To effectively advocate for new offerings through your employer-sponsored plan, first build a coalition of peers and interested co-workers inside your company. Your voice will be much stronger as a group. If you’re writing to someone in power, advocating on behalf of 10 or even 20 people carries a lot more weight than just one. One way to spur interest would be sharing the results from your Tobacco Free Funds search among fellow employees. All plan participants are offered the same basket of mutual funds as you are, so they are probably asking the same questions right now.
The 401(k)/403(b) plan administrator, manager, or coordinator should be known if you are a plan participant, and that’s where to start. There could also be a chief sustainability officer or employee engagement manager, and those could be good resources. An effective method is to go to the LinkedIn pages of those people and find who might have some sympathy for the cause. Do any of them volunteer or have connections with organizations concerned with climate change? Look for indicators that they’re friendly to sustainability and start contacting them in order of their friendliness. In a publicly listed company with more structure, a coalition is vital to signal to managers that it’s an important issue for many employees. If it’s a smaller company, the CFO or CEO could be approached directly. In a mid-size or family company, a family member could be more influential.
The usual starting point in these conversations is: “We want to reduce the future risk of our 401(k) fund choices. We also want to invest in a healthy future. How can we enhance our 401(k) choices to do so?” Here are the criteria. Getting three new fund choices added to the list of the existing 15-30 is a formal process, and could take a year to be added. Larger companies often have some form of investment committee, which engages an investment advisor. There may be some funds in your plan that you see contain only one tobacco company or movie studio. You could ask the plan administrator to call the fund manager and say, “Is there a substitute for this one tobacco company? If you made one change you would be tobacco free!”
If the investment advisor and plan administrator refuse to help in swapping out some tobacco heavy funds for some tobacco free funds, you may need to get fellow employees to sign a petition requesting the change and send it to the investment committee. If you are told, “But you’ll make less money if you’re not invested in tobacco.” You can say, “Actually, tobacco is a risky investment. We want to diversify, and be part of a healthy future.” (Check out this statement on tobacco divestment from the California State Treasurer.)

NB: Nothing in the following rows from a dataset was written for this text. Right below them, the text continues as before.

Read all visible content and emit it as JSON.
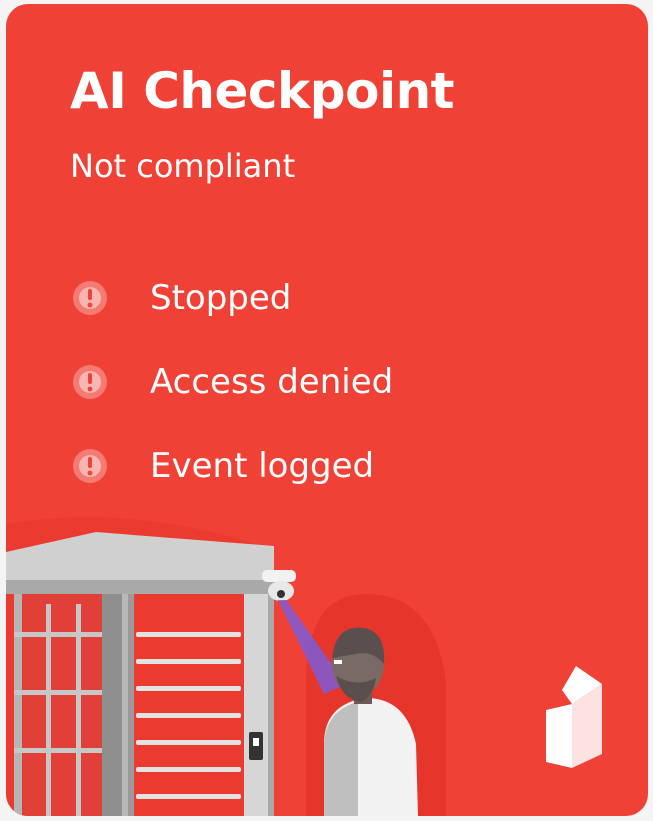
{
  "card": {
    "title": "AI Checkpoint",
    "subtitle": "Not compliant",
    "status_items": [
      {
        "label": "Stopped",
        "icon": "alert-icon"
      },
      {
        "label": "Access denied",
        "icon": "alert-icon"
      },
      {
        "label": "Event logged",
        "icon": "alert-icon"
      }
    ],
    "illustration": "turnstile-checkpoint",
    "logo": "brand-logo"
  },
  "colors": {
    "background": "#f04136",
    "text": "#ffffff",
    "turnstile_frame": "#c9c9c9",
    "bar": "#e3e3e3",
    "person_shirt": "#f2f2f2",
    "scan_beam": "#7b5cd6"
  }
}
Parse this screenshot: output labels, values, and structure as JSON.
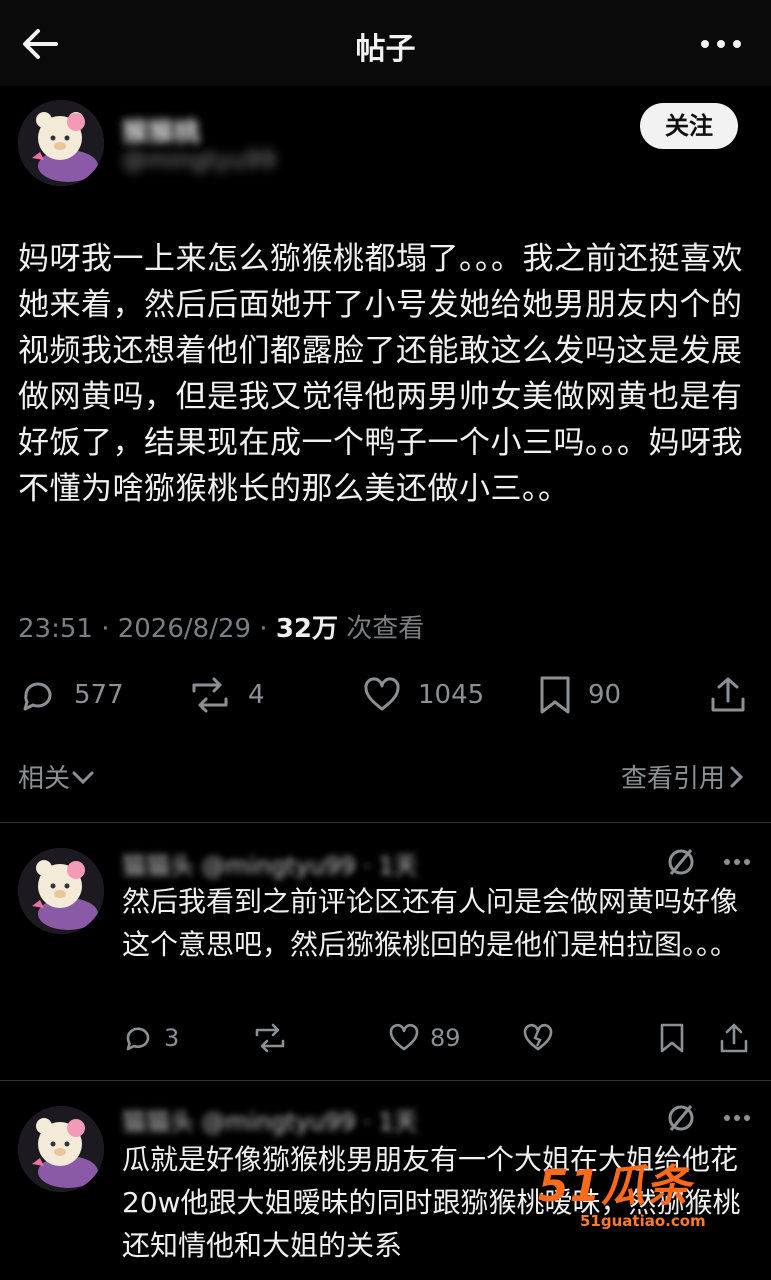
{
  "header": {
    "title": "帖子"
  },
  "post": {
    "follow_label": "关注",
    "text": "妈呀我一上来怎么猕猴桃都塌了。。。我之前还挺喜欢她来着，然后后面她开了小号发她给她男朋友内个的视频我还想着他们都露脸了还能敢这么发吗这是发展做网黄吗，但是我又觉得他两男帅女美做网黄也是有好饭了，结果现在成一个鸭子一个小三吗。。。妈呀我不懂为啥猕猴桃长的那么美还做小三。。",
    "time": "23:51 · 2026/8/29 · ",
    "views": "32万",
    "views_suffix": " 次查看",
    "replies": "577",
    "reposts": "4",
    "likes": "1045",
    "bookmarks": "90",
    "related_label": "相关",
    "quote_label": "查看引用"
  },
  "replies": [
    {
      "text": "然后我看到之前评论区还有人问是会做网黄吗好像这个意思吧，然后猕猴桃回的是他们是柏拉图。。。",
      "reply_count": "3",
      "like_count": "89"
    },
    {
      "text": "瓜就是好像猕猴桃男朋友有一个大姐在大姐给他花20w他跟大姐暧昧的同时跟猕猴桃暧昧，然猕猴桃还知情他和大姐的关系"
    }
  ],
  "watermark": {
    "brand": "51瓜条",
    "url": "51guatiao.com"
  },
  "colors": {
    "background": "#000000",
    "text": "#f0f0f0",
    "muted": "#8b9094",
    "watermark": "#ff6a1a"
  }
}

It’s much easier to divest and reinvest; it’s your money, and your financial advisor works for you. You just need to have a meeting to discuss what you have learned about your holdings and how you would like them changed to align with your values. An investment professional will advise you of potential risk and you can make your own decisions.
You can trade your own portfolio, or tell your manager to do it. They may push back and tell you that you’ll make less money. Again, you can reply, “Maybe, but it’s my money, I want less risk, and tobacco is a risky business.” It’s financial advisors job to make you money, so you should drive home the point in no uncertain terms. Ask for help finding the best choices. The advisor may say no if you tell them to invest in a specific fund because it has a short or rocky history, so you may need to be patient as they find a better alternative. The goal is to remove the risk, not a specific fund; focus on risk, especially future risk, as well as returns. If they’re being lazy or unwilling to help you with this transition, find a new advisor. If your broker is tied to a big-name brand, they may only be able to offer products that the particular company has approved. If you want innovation, you might need a new advisor.